§ **What needs to be done**: Would you please give every entry again exactly, without the pictures?

§ **Data for review**:
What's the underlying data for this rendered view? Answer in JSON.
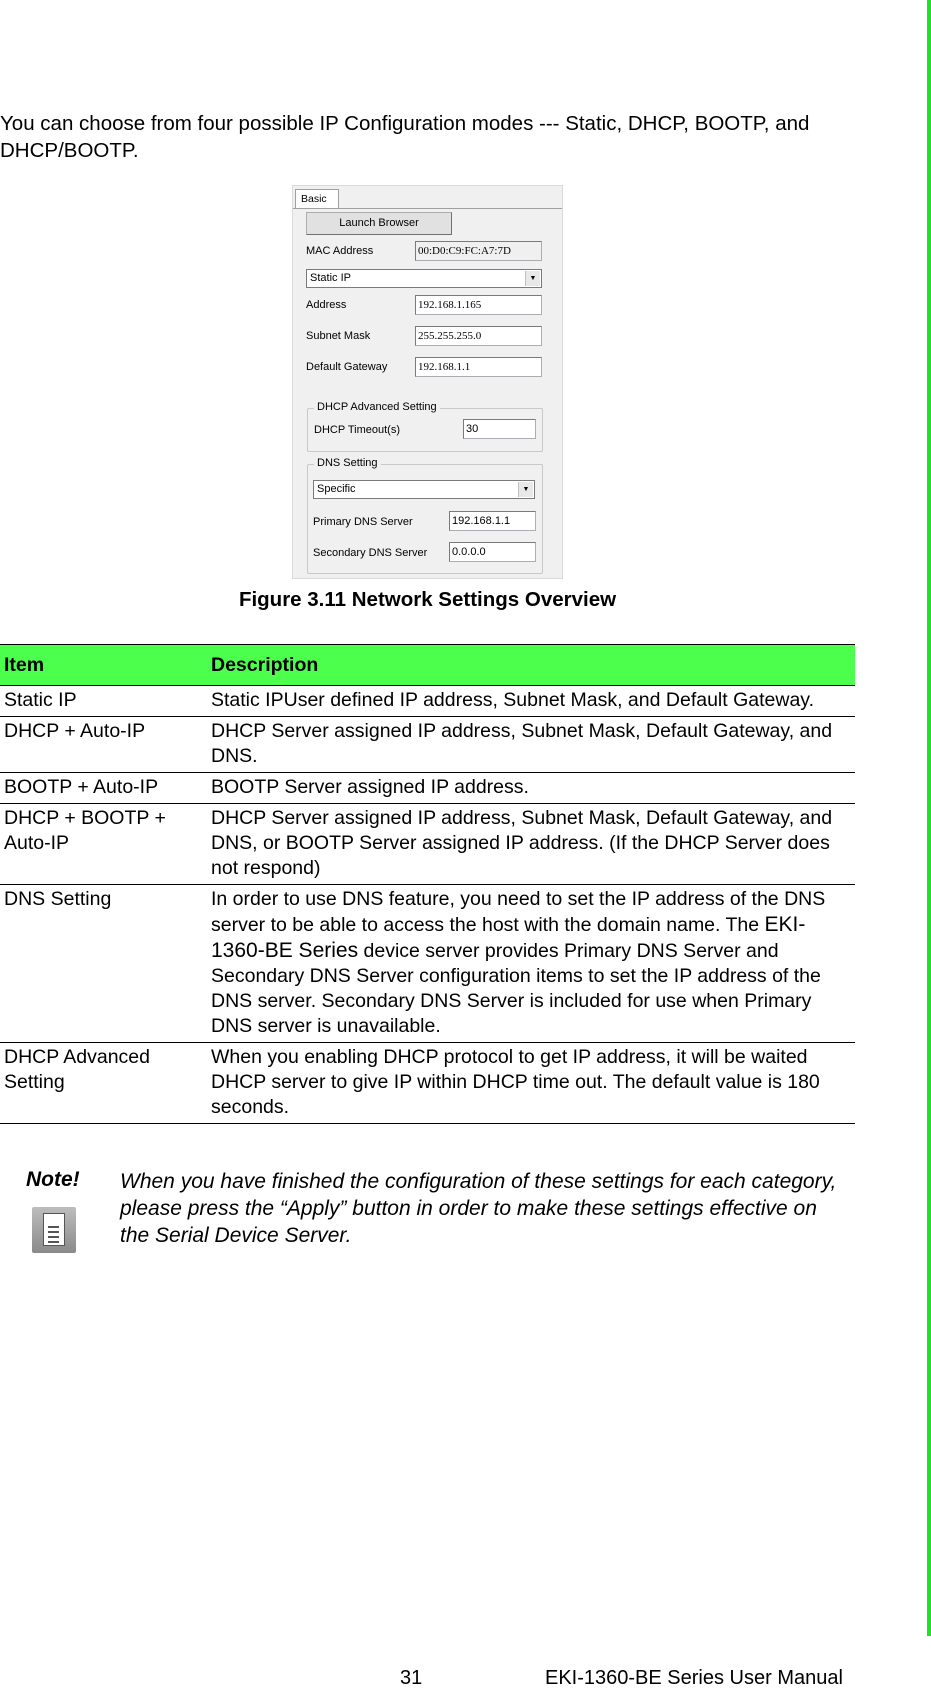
{
  "intro": "You can choose from four possible IP Configuration modes --- Static, DHCP, BOOTP, and DHCP/BOOTP.",
  "figure": {
    "tab": "Basic",
    "launch_button": "Launch Browser",
    "mac_label": "MAC Address",
    "mac_value": "00:D0:C9:FC:A7:7D",
    "mode_select": "Static IP",
    "address_label": "Address",
    "address_value": "192.168.1.165",
    "subnet_label": "Subnet Mask",
    "subnet_value": "255.255.255.0",
    "gateway_label": "Default Gateway",
    "gateway_value": "192.168.1.1",
    "dhcp_group": "DHCP Advanced Setting",
    "dhcp_timeout_label": "DHCP Timeout(s)",
    "dhcp_timeout_value": "30",
    "dns_group": "DNS Setting",
    "dns_select": "Specific",
    "primary_dns_label": "Primary DNS Server",
    "primary_dns_value": "192.168.1.1",
    "secondary_dns_label": "Secondary DNS Server",
    "secondary_dns_value": "0.0.0.0",
    "dropdown_icon": "chevron-down-icon"
  },
  "caption": "Figure 3.11 Network Settings Overview",
  "table": {
    "headers": [
      "Item",
      "Description"
    ],
    "rows": [
      {
        "item": "Static IP",
        "desc": "Static IPUser defined IP address, Subnet Mask, and Default Gateway."
      },
      {
        "item": "DHCP + Auto-IP",
        "desc": "DHCP Server assigned IP address, Subnet Mask, Default Gateway, and DNS."
      },
      {
        "item": "BOOTP + Auto-IP",
        "desc": "BOOTP Server assigned IP address."
      },
      {
        "item": "DHCP + BOOTP + Auto-IP",
        "desc": "DHCP Server assigned IP address, Subnet Mask, Default Gateway, and DNS, or BOOTP Server assigned IP address. (If the DHCP Server does not respond)"
      },
      {
        "item": "DNS Setting",
        "desc_pre": "In order to use DNS feature, you need to set the IP address of the DNS server to be able to access the host with the domain name. The ",
        "desc_product": "EKI-1360-BE Series",
        "desc_post": " device server provides Primary DNS Server and Secondary DNS Server configuration items to set the IP address of the DNS server. Secondary DNS Server is included for use when Primary DNS server is unavailable."
      },
      {
        "item": "DHCP Advanced Setting",
        "desc": "When you enabling DHCP protocol to get IP address, it will be waited DHCP server to give IP within DHCP time out. The default value is 180 seconds."
      }
    ]
  },
  "note": {
    "title": "Note!",
    "icon": "document-icon",
    "text": "When you have finished the configuration of these settings for each category, please press the “Apply” button in order to make these settings effective on the Serial Device Server."
  },
  "footer": {
    "page_number": "31",
    "manual_title": "EKI-1360-BE Series User Manual"
  },
  "colors": {
    "accent_green": "#4dff4d",
    "side_bar_green": "#22e02a"
  }
}
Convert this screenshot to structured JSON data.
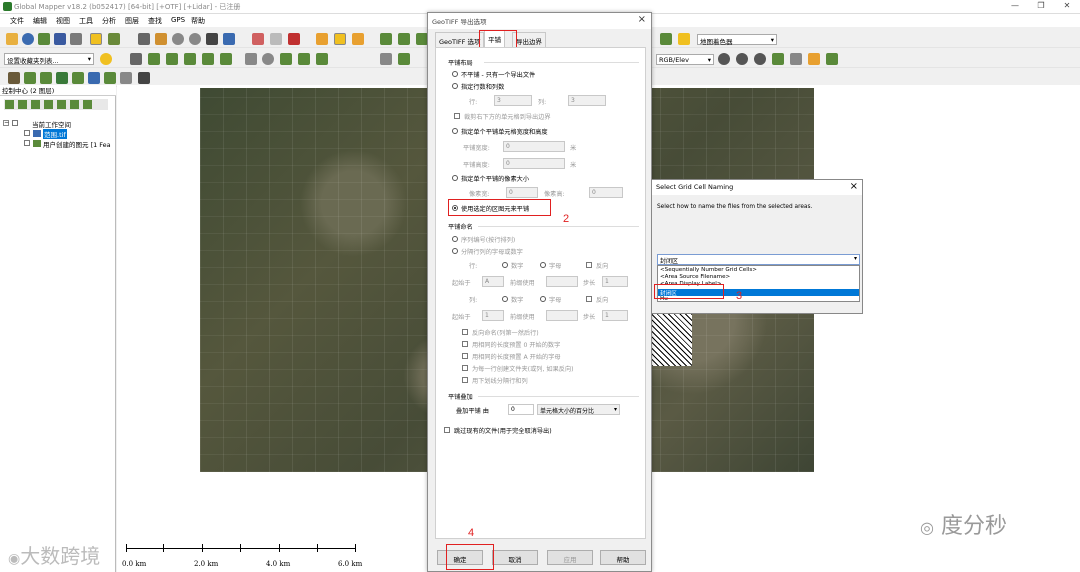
{
  "window": {
    "title": "Global Mapper v18.2 (b052417) [64-bit] [+OTF] [+Lidar] - 已注册"
  },
  "menubar": [
    "文件",
    "编辑",
    "视图",
    "工具",
    "分析",
    "图层",
    "查找",
    "GPS",
    "帮助"
  ],
  "toolbar": {
    "favorites_placeholder": "设置收藏夹列表...",
    "shader_label": "地图着色器",
    "elev_label": "RGB/Elev"
  },
  "control_center": {
    "title": "控制中心 (2 图层)",
    "root": "当前工作空间",
    "layers": [
      "范围.tif",
      "用户创建的图元 [1 Fea"
    ]
  },
  "scalebar": {
    "labels": [
      "0.0 km",
      "2.0 km",
      "4.0 km",
      "6.0 km"
    ]
  },
  "dialog": {
    "title": "GeoTIFF 导出选项",
    "tabs": [
      "GeoTIFF 选项",
      "平铺",
      "导出边界"
    ],
    "section_layout": "平铺布局",
    "opt_no_tile": "不平铺 - 只有一个导出文件",
    "opt_rows_cols": "指定行数和列数",
    "rows_label": "行:",
    "rows_value": "3",
    "cols_label": "列:",
    "cols_value": "3",
    "crop_bottom_right": "裁剪右下方的单元格到导出边界",
    "opt_cell_size": "指定单个平铺单元格宽度和高度",
    "tile_width_label": "平铺宽度:",
    "tile_width_value": "0",
    "tile_height_label": "平铺高度:",
    "tile_height_value": "0",
    "unit_m": "米",
    "opt_pixel_size": "指定单个平铺的像素大小",
    "px_width_label": "像素宽:",
    "px_width_value": "0",
    "px_height_label": "像素高:",
    "px_height_value": "0",
    "opt_area_features": "使用选定的区图元来平铺",
    "section_naming": "平铺命名",
    "opt_sequence": "序列编号(按行排列)",
    "opt_separate": "分隔行列的字母或数字",
    "row_label": "行:",
    "col_label": "列:",
    "numeric": "数字",
    "letter": "字母",
    "reverse": "反向",
    "start_label": "起始于",
    "start_row_value": "A",
    "start_col_value": "1",
    "prefix_label": "前缀使用",
    "step_label": "步长",
    "step_value": "1",
    "opts": [
      "反向命名(列第一然后行)",
      "用相同的长度预置 0 开始的数字",
      "用相同的长度预置 A 开始的字母",
      "为每一行创建文件夹(或列, 如果反向)",
      "用下划线分隔行和列"
    ],
    "section_overlap": "平铺叠加",
    "overlap_label": "叠加平铺 由",
    "overlap_value": "0",
    "overlap_unit": "单元格大小的百分比",
    "skip_existing": "跳过现有的文件(用于完全取消导出)",
    "buttons": {
      "ok": "确定",
      "cancel": "取消",
      "apply": "应用",
      "help": "帮助"
    }
  },
  "grid_dialog": {
    "title": "Select Grid Cell Naming",
    "description": "Select how to name the files from the selected areas.",
    "selected": "封闭区",
    "options": [
      "<Sequentially Number Grid Cells>",
      "<Area Source Filename>",
      "<Area Display Label>",
      "封闭区",
      "Hu"
    ]
  },
  "annotations": [
    "1",
    "2",
    "3",
    "4"
  ],
  "watermarks": {
    "right": "度分秒",
    "left": "大数跨境"
  }
}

§ **Solution below**:
What's the underlying data for this rendered view? Answer in JSON.
{
  "intro": "You can choose from four possible IP Configuration modes --- Static, DHCP, BOOTP, and DHCP/BOOTP.",
  "figure": {
    "tab": "Basic",
    "launch_button": "Launch Browser",
    "mac_label": "MAC Address",
    "mac_value": "00:D0:C9:FC:A7:7D",
    "mode_select": "Static IP",
    "address_label": "Address",
    "address_value": "192.168.1.165",
    "subnet_label": "Subnet Mask",
    "subnet_value": "255.255.255.0",
    "gateway_label": "Default Gateway",
    "gateway_value": "192.168.1.1",
    "dhcp_group": "DHCP Advanced Setting",
    "dhcp_timeout_label": "DHCP Timeout(s)",
    "dhcp_timeout_value": "30",
    "dns_group": "DNS Setting",
    "dns_select": "Specific",
    "primary_dns_label": "Primary DNS Server",
    "primary_dns_value": "192.168.1.1",
    "secondary_dns_label": "Secondary DNS Server",
    "secondary_dns_value": "0.0.0.0",
    "dropdown_icon": "chevron-down-icon"
  },
  "caption": "Figure 3.11 Network Settings Overview",
  "table": {
    "headers": [
      "Item",
      "Description"
    ],
    "rows": [
      {
        "item": "Static IP",
        "desc": "Static IPUser defined IP address, Subnet Mask, and Default Gateway."
      },
      {
        "item": "DHCP + Auto-IP",
        "desc": "DHCP Server assigned IP address, Subnet Mask, Default Gateway, and DNS."
      },
      {
        "item": "BOOTP + Auto-IP",
        "desc": "BOOTP Server assigned IP address."
      },
      {
        "item": "DHCP + BOOTP + Auto-IP",
        "desc": "DHCP Server assigned IP address, Subnet Mask, Default Gateway, and DNS, or BOOTP Server assigned IP address. (If the DHCP Server does not respond)"
      },
      {
        "item": "DNS Setting",
        "desc_pre": "In order to use DNS feature, you need to set the IP address of the DNS server to be able to access the host with the domain name. The ",
        "desc_product": "EKI-1360-BE Series",
        "desc_post": " device server provides Primary DNS Server and Secondary DNS Server configuration items to set the IP address of the DNS server. Secondary DNS Server is included for use when Primary DNS server is unavailable."
      },
      {
        "item": "DHCP Advanced Setting",
        "desc": "When you enabling DHCP protocol to get IP address, it will be waited DHCP server to give IP within DHCP time out. The default value is 180 seconds."
      }
    ]
  },
  "note": {
    "title": "Note!",
    "icon": "document-icon",
    "text": "When you have finished the configuration of these settings for each category, please press the “Apply” button in order to make these settings effective on the Serial Device Server."
  },
  "footer": {
    "page_number": "31",
    "manual_title": "EKI-1360-BE Series User Manual"
  },
  "colors": {
    "accent_green": "#4dff4d",
    "side_bar_green": "#22e02a"
  }
}
Convert this screenshot to structured JSON data.
{
  "window": {
    "title": "Global Mapper v18.2 (b052417) [64-bit] [+OTF] [+Lidar] - 已注册"
  },
  "menubar": [
    "文件",
    "编辑",
    "视图",
    "工具",
    "分析",
    "图层",
    "查找",
    "GPS",
    "帮助"
  ],
  "toolbar": {
    "favorites_placeholder": "设置收藏夹列表...",
    "shader_label": "地图着色器",
    "elev_label": "RGB/Elev"
  },
  "control_center": {
    "title": "控制中心 (2 图层)",
    "root": "当前工作空间",
    "layers": [
      "范围.tif",
      "用户创建的图元 [1 Fea"
    ]
  },
  "scalebar": {
    "labels": [
      "0.0 km",
      "2.0 km",
      "4.0 km",
      "6.0 km"
    ]
  },
  "dialog": {
    "title": "GeoTIFF 导出选项",
    "tabs": [
      "GeoTIFF 选项",
      "平铺",
      "导出边界"
    ],
    "section_layout": "平铺布局",
    "opt_no_tile": "不平铺 - 只有一个导出文件",
    "opt_rows_cols": "指定行数和列数",
    "rows_label": "行:",
    "rows_value": "3",
    "cols_label": "列:",
    "cols_value": "3",
    "crop_bottom_right": "裁剪右下方的单元格到导出边界",
    "opt_cell_size": "指定单个平铺单元格宽度和高度",
    "tile_width_label": "平铺宽度:",
    "tile_width_value": "0",
    "tile_height_label": "平铺高度:",
    "tile_height_value": "0",
    "unit_m": "米",
    "opt_pixel_size": "指定单个平铺的像素大小",
    "px_width_label": "像素宽:",
    "px_width_value": "0",
    "px_height_label": "像素高:",
    "px_height_value": "0",
    "opt_area_features": "使用选定的区图元来平铺",
    "section_naming": "平铺命名",
    "opt_sequence": "序列编号(按行排列)",
    "opt_separate": "分隔行列的字母或数字",
    "row_label": "行:",
    "col_label": "列:",
    "numeric": "数字",
    "letter": "字母",
    "reverse": "反向",
    "start_label": "起始于",
    "start_row_value": "A",
    "start_col_value": "1",
    "prefix_label": "前缀使用",
    "step_label": "步长",
    "step_value": "1",
    "opts": [
      "反向命名(列第一然后行)",
      "用相同的长度预置 0 开始的数字",
      "用相同的长度预置 A 开始的字母",
      "为每一行创建文件夹(或列, 如果反向)",
      "用下划线分隔行和列"
    ],
    "section_overlap": "平铺叠加",
    "overlap_label": "叠加平铺 由",
    "overlap_value": "0",
    "overlap_unit": "单元格大小的百分比",
    "skip_existing": "跳过现有的文件(用于完全取消导出)",
    "buttons": {
      "ok": "确定",
      "cancel": "取消",
      "apply": "应用",
      "help": "帮助"
    }
  },
  "grid_dialog": {
    "title": "Select Grid Cell Naming",
    "description": "Select how to name the files from the selected areas.",
    "selected": "封闭区",
    "options": [
      "<Sequentially Number Grid Cells>",
      "<Area Source Filename>",
      "<Area Display Label>",
      "封闭区",
      "Hu"
    ]
  },
  "annotations": [
    "1",
    "2",
    "3",
    "4"
  ],
  "watermarks": {
    "right": "度分秒",
    "left": "大数跨境"
  }
}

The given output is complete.